By Amol Mehra and Claire Schachter
On January 16, the International Atomic Energy Agency (IAEA) verified that Iran had implemented its key nuclear-related measures described in the Joint Comprehensive Plan of Action (JCPOA) and targeted at ensuring Iranian nuclear capability was limited.
As a result, the United States lifted certain nuclear-related sanctions on Iran, including prohibitions on transactions and investments by U.S. entities or persons with the Government of Iran or persons subject to the jurisdiction of the Government of Iran. Other countries quickly followed suit.
In the U.S., officials have emphasized to congress and the public that the deal was never intended to lead to a change in Iran's domestic politics or regional relationships; the objective was always only to prevent Iran from acquiring a nuclear weapon. Unfortunately, this framing misses an important opportunity to use the leverage of investment as a tool for human rights promotion.

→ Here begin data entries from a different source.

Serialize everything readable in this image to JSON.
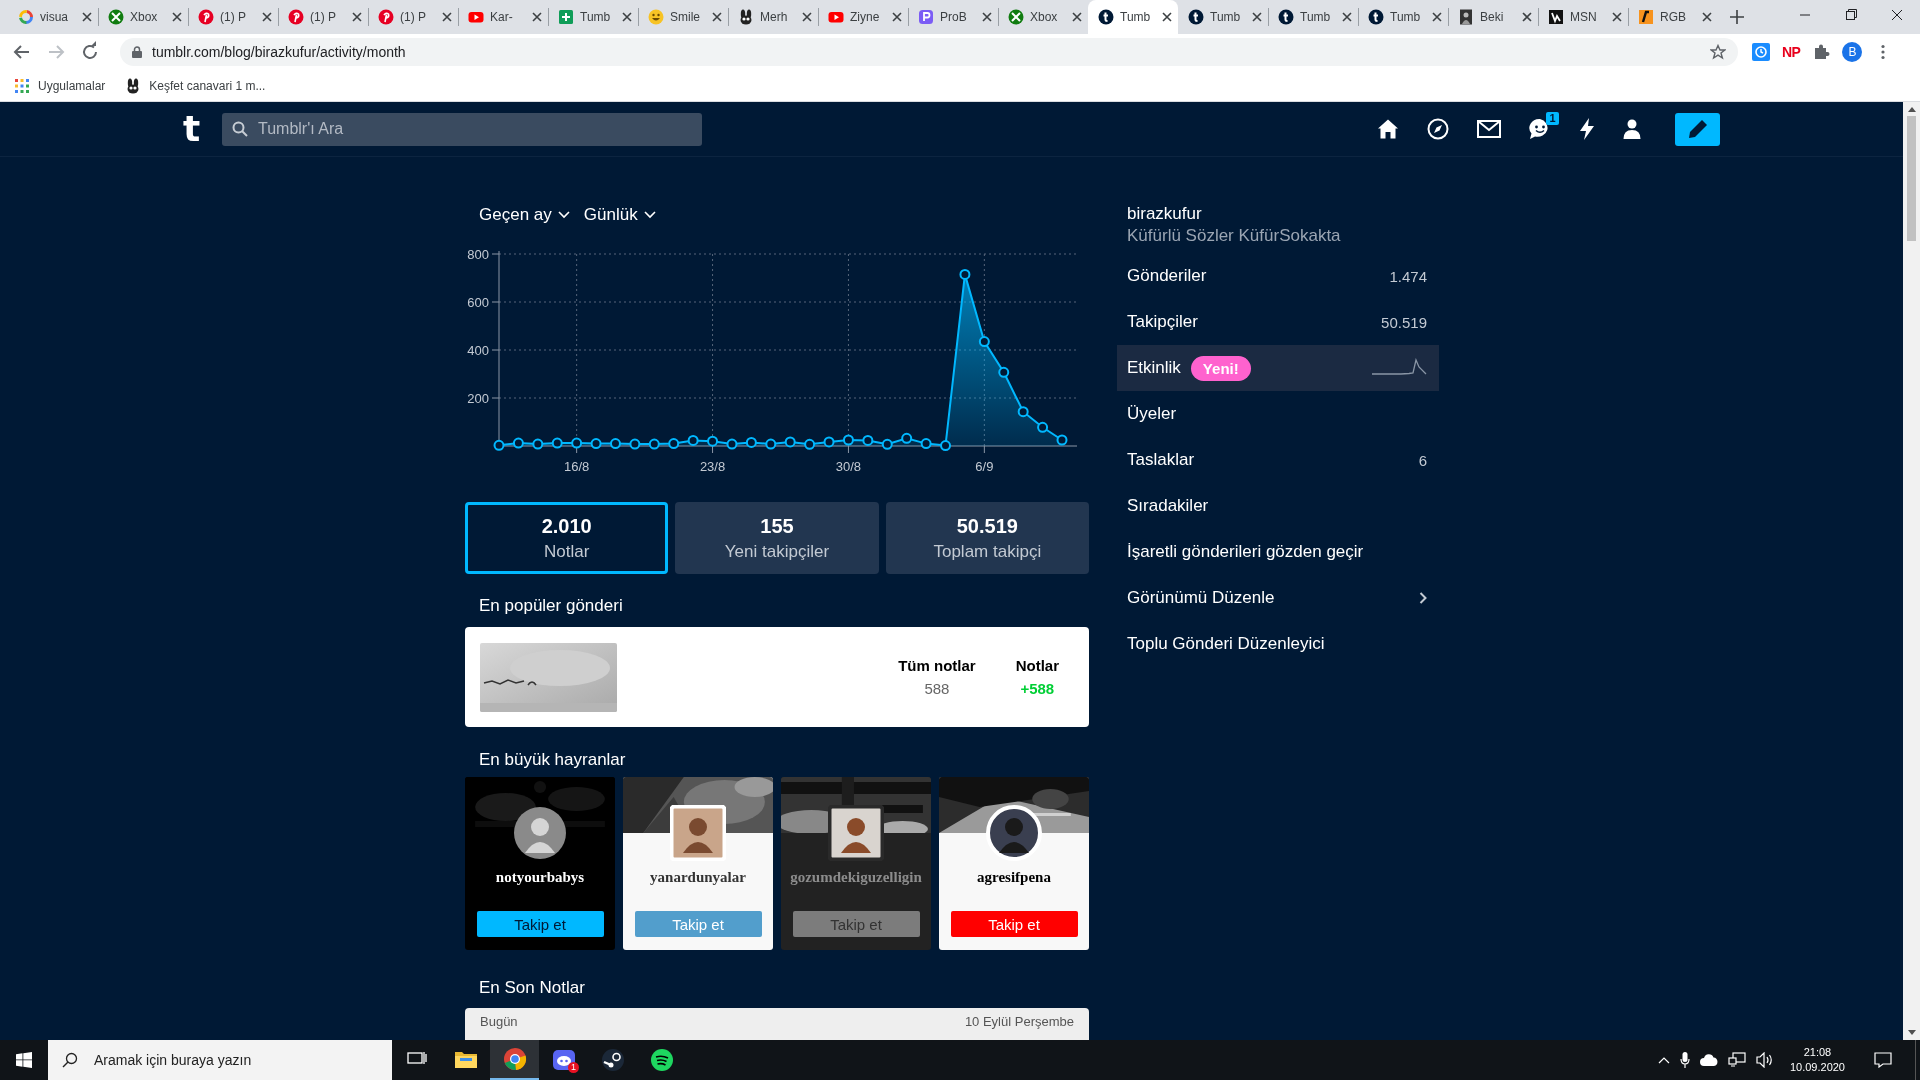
{
  "browser": {
    "tabs": [
      {
        "title": "visua",
        "kind": "google",
        "selected": false
      },
      {
        "title": "Xbox",
        "kind": "xbox",
        "selected": false
      },
      {
        "title": "(1) P",
        "kind": "pinterest",
        "selected": false
      },
      {
        "title": "(1) P",
        "kind": "pinterest",
        "selected": false
      },
      {
        "title": "(1) P",
        "kind": "pinterest",
        "selected": false
      },
      {
        "title": "Kar-",
        "kind": "youtube",
        "selected": false
      },
      {
        "title": "Tumb",
        "kind": "sheets",
        "selected": false
      },
      {
        "title": "Smile",
        "kind": "smiley",
        "selected": false
      },
      {
        "title": "Merh",
        "kind": "cartoon",
        "selected": false
      },
      {
        "title": "Ziyne",
        "kind": "youtube",
        "selected": false
      },
      {
        "title": "ProB",
        "kind": "bot",
        "selected": false
      },
      {
        "title": "Xbox",
        "kind": "xbox",
        "selected": false
      },
      {
        "title": "Tumb",
        "kind": "tumblr",
        "selected": true
      },
      {
        "title": "Tumb",
        "kind": "tumblr",
        "selected": false
      },
      {
        "title": "Tumb",
        "kind": "tumblr",
        "selected": false
      },
      {
        "title": "Tumb",
        "kind": "tumblr",
        "selected": false
      },
      {
        "title": "Beki",
        "kind": "portrait",
        "selected": false
      },
      {
        "title": "MSN",
        "kind": "msn",
        "selected": false
      },
      {
        "title": "RGB",
        "kind": "rgb",
        "selected": false
      }
    ],
    "address_bar": {
      "url": "tumblr.com/blog/birazkufur/activity/month"
    },
    "extension_label": "NP",
    "profile_initial": "B",
    "bookmarks": [
      {
        "label": "Uygulamalar",
        "kind": "apps"
      },
      {
        "label": "Keşfet canavari 1 m...",
        "kind": "cartoon"
      }
    ]
  },
  "header": {
    "logo": "t",
    "search": {
      "placeholder": "Tumblr'ı Ara"
    },
    "chat_badge": "1"
  },
  "activity": {
    "period": "Geçen ay",
    "interval": "Günlük",
    "chart_data": {
      "type": "area",
      "categories": [
        null,
        null,
        null,
        null,
        "16/8",
        null,
        null,
        null,
        null,
        null,
        null,
        "23/8",
        null,
        null,
        null,
        null,
        null,
        null,
        "30/8",
        null,
        null,
        null,
        null,
        null,
        null,
        "6/9",
        null,
        null,
        null,
        null
      ],
      "ylim": [
        0,
        800
      ],
      "yticks": [
        200,
        400,
        600,
        800
      ],
      "grid": true,
      "series": [
        {
          "color": "#00b8ff",
          "values": [
            3,
            12,
            8,
            12,
            12,
            10,
            10,
            8,
            8,
            10,
            23,
            20,
            8,
            15,
            8,
            17,
            7,
            17,
            25,
            23,
            7,
            32,
            10,
            2,
            715,
            435,
            307,
            143,
            78,
            25
          ]
        }
      ]
    },
    "stats": [
      {
        "value": "2.010",
        "label": "Notlar",
        "selected": true
      },
      {
        "value": "155",
        "label": "Yeni takipçiler",
        "selected": false
      },
      {
        "value": "50.519",
        "label": "Toplam takipçi",
        "selected": false
      }
    ],
    "popular": {
      "title": "En popüler gönderi",
      "columns": [
        {
          "label": "Tüm notlar",
          "value": "588",
          "kind": "total"
        },
        {
          "label": "Notlar",
          "value": "+588",
          "kind": "gain"
        }
      ]
    },
    "fans": {
      "title": "En büyük hayranlar",
      "items": [
        {
          "name": "notyourbabys",
          "kind": "black",
          "color": "#00b8ff",
          "button": "Takip et"
        },
        {
          "name": "yanardunyalar",
          "kind": "framed",
          "color": "#529ecc",
          "button": "Takip et"
        },
        {
          "name": "gozumdekiguzelligin",
          "kind": "dark",
          "color": "#7c7c7c",
          "button": "Takip et"
        },
        {
          "name": "agresifpena",
          "kind": "round",
          "color": "#ff0000",
          "button": "Takip et"
        }
      ]
    },
    "recent": {
      "title": "En Son Notlar",
      "day": "Bugün",
      "date": "10 Eylül Perşembe"
    }
  },
  "sidebar": {
    "blog_name": "birazkufur",
    "blog_title": "Küfürlü Sözler KüfürSokakta",
    "items": [
      {
        "label": "Gönderiler",
        "value": "1.474",
        "kind": "count",
        "selected": false
      },
      {
        "label": "Takipçiler",
        "value": "50.519",
        "kind": "count",
        "selected": false
      },
      {
        "label": "Etkinlik",
        "badge": "Yeni!",
        "kind": "activity",
        "selected": true
      },
      {
        "label": "Üyeler",
        "kind": "link",
        "selected": false
      },
      {
        "label": "Taslaklar",
        "value": "6",
        "kind": "count",
        "selected": false
      },
      {
        "label": "Sıradakiler",
        "kind": "link",
        "selected": false
      },
      {
        "label": "İşaretli gönderileri gözden geçir",
        "kind": "link",
        "selected": false
      },
      {
        "label": "Görünümü Düzenle",
        "kind": "submenu",
        "selected": false
      },
      {
        "label": "Toplu Gönderi Düzenleyici",
        "kind": "link",
        "selected": false
      }
    ]
  },
  "taskbar": {
    "search": {
      "placeholder": "Aramak için buraya yazın"
    },
    "apps": [
      {
        "kind": "taskview",
        "selected": false
      },
      {
        "kind": "folder",
        "selected": false
      },
      {
        "kind": "chrome",
        "selected": true
      },
      {
        "kind": "discord",
        "badge": "1",
        "selected": false
      },
      {
        "kind": "steam",
        "selected": false
      },
      {
        "kind": "spotify",
        "selected": false
      }
    ],
    "time": "21:08",
    "date": "10.09.2020"
  }
}
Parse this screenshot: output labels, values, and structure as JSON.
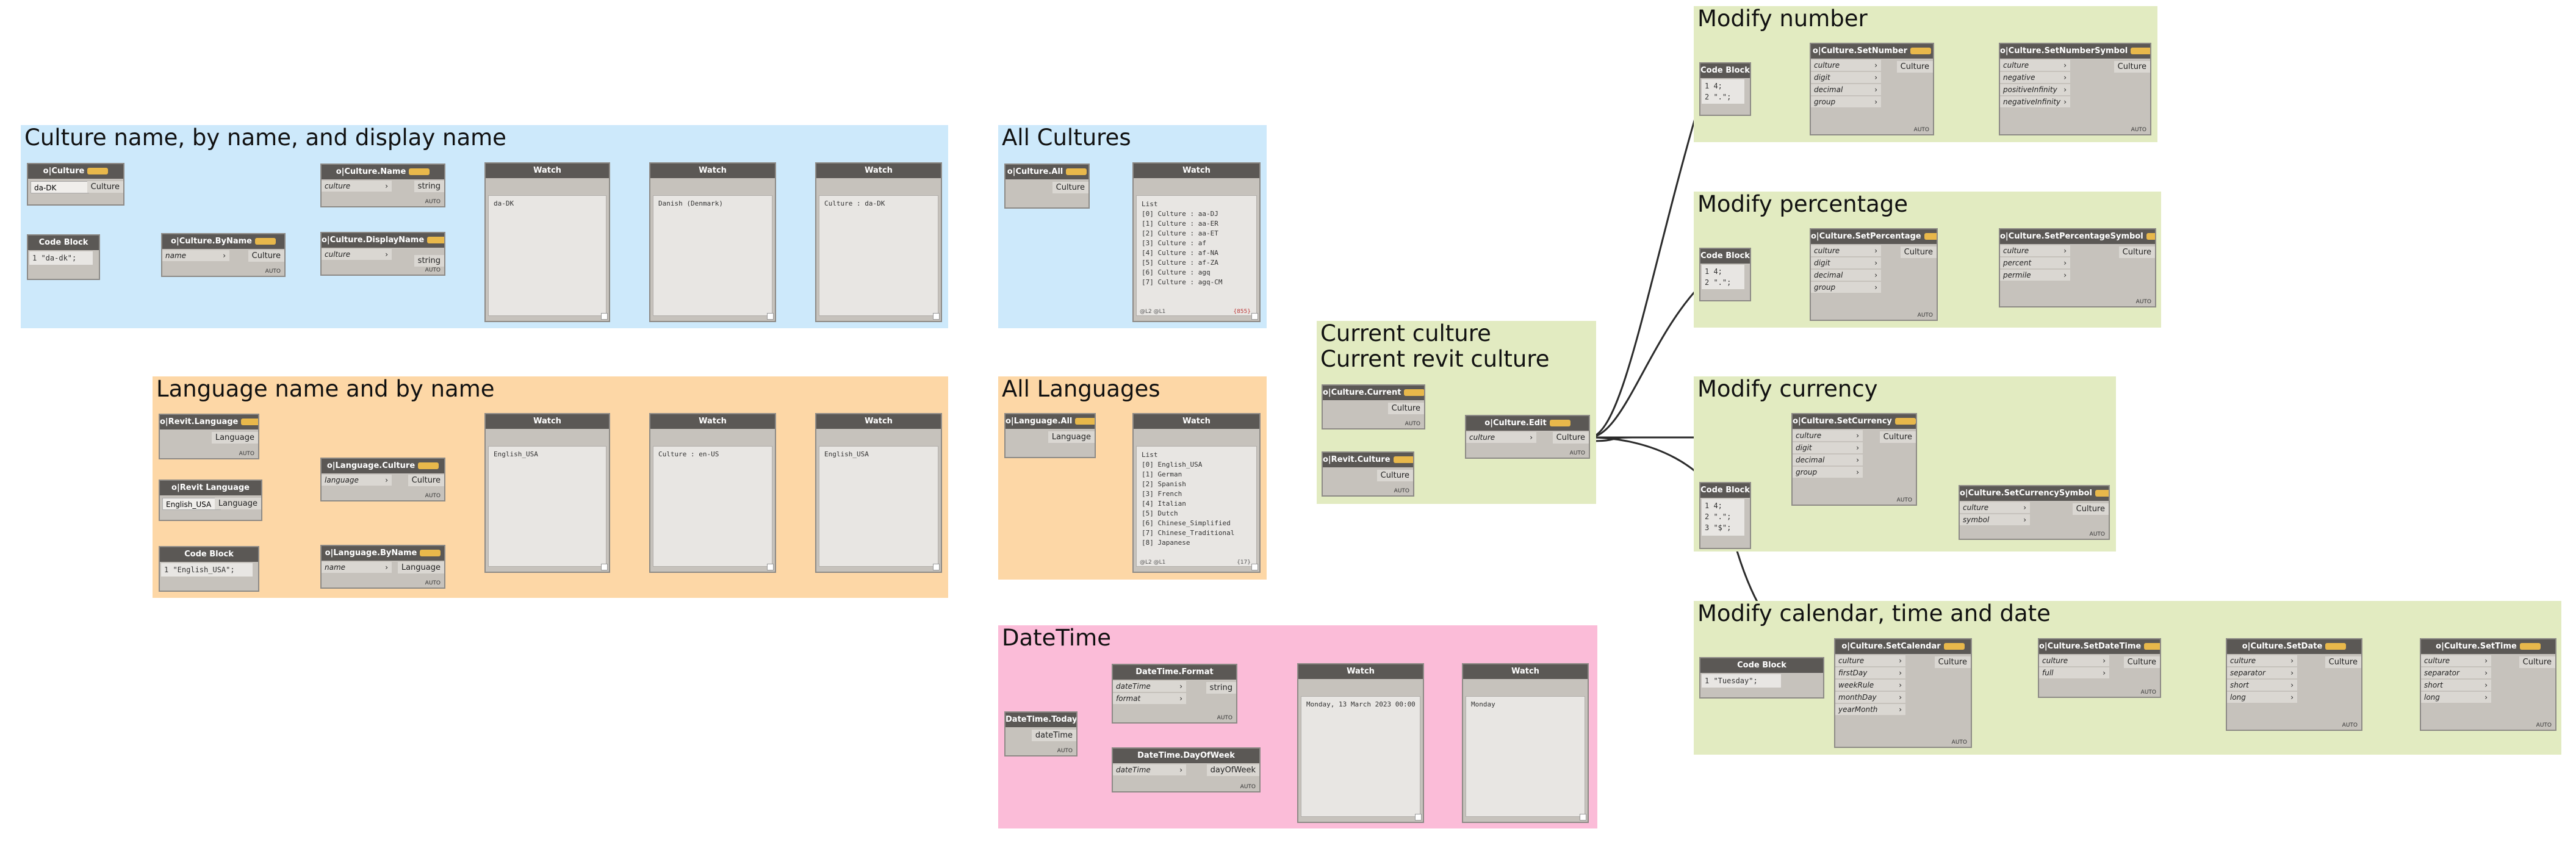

The theory is simple: if every business that trades with or invests in Iran is required to implement policies to protect human rights, including through its supply chain, foreign investment will not trigger a 'race to the bottom.' Instead, higher standards will ripple through the Iranian economy as respect for human rights becomes a norm in business.
Ensuring corporate accountability in practice is more difficult, but fortunately the U.S. already has a blueprint from which to build a human rights reporting and monitoring framework for eventual investment in Iran: the "Reporting Requirements on Responsible Investment in Burma."
When the U.S. government decided to permit new investment in Burma, it also required investors to report on their activities to the Department of State. The requirements are twofold: First, any U.S. person undertaking new investment involving the Myanmar Oil and Gas Enterprise (MOGE) has to notify the State Department.
Second, any U.S. person whose aggregate investment in Burma exceeds $500,000 has to report annually to the State Department on "Human Rights, Worker Rights, Anti-Corruption, and Environmental Policies and Procedures," relating to their operations and supply chain in Burma, along with other policies pertaining to responsible investment. Companies must summarize or provide documentation of policies and procedures dealing with due diligence, community and stakeholder engagement, and grievances from employees and local communities. Companies also have to report on their arrangements with private security providers.
The Burma requirements allow for companies to submit two versions of their report; one remains private, the other is for public distribution. The public report does not include information on "Risk Prevention and Mitigation," which means that information regarding actual impacts on human rights caused by a company's operations, and whether any steps have been taken to prevent or minimize identified risks, is not available to the public. Moreover, companies can request that additional information be exempt from public disclosure and can omit information if they do not have a formal policy in place. Sanctions for failing to report are also not spelled out, among other shortcomings. These loopholes should be closed to the greatest extent possible in the next iteration of responsible reporting requirements.
Despite these flaws, now that certain financial sanctions against Iran have eased, the U.S. should develop and implement similar reporting requirements for Iran. Other governments should follow suit. The stakes are especially high because of Iran's vast oil and gas deposits - human rights violations are particularly pervasive in the extractives industry.
Granting licenses for investment conditioned upon human rights performance should be a go to approach for governments when easing sanctions, and not just for Iran. Cuba, another country long-isolated by U.S. sanctions now adapting to a dramatic shift in U.S. policy, has a number of documented human rights concerns. Human Rights Watch has reported that the Cuban government engages in repression, intimidation and arbitrary arrest of human rights defenders, independent journalists and other critics. The Cuban economy presents a smaller-scale opportunity to refine and implement responsible investing requirements and to ensure that U.S. businesses bring their values with their investments.
U.S. companies and their competitors from other world markets are poised to enter and transform the Iranian economy. When they do, they could also have a transformative impact by evidencing and demanding respect for human rights. Whether they actually have this kind of impact will depend on if and how governments choose to hold them accountable. Attaching reporting requirements to any licenses granted would be a step in the right direction, and Burma provides a valuable blueprint to that effect.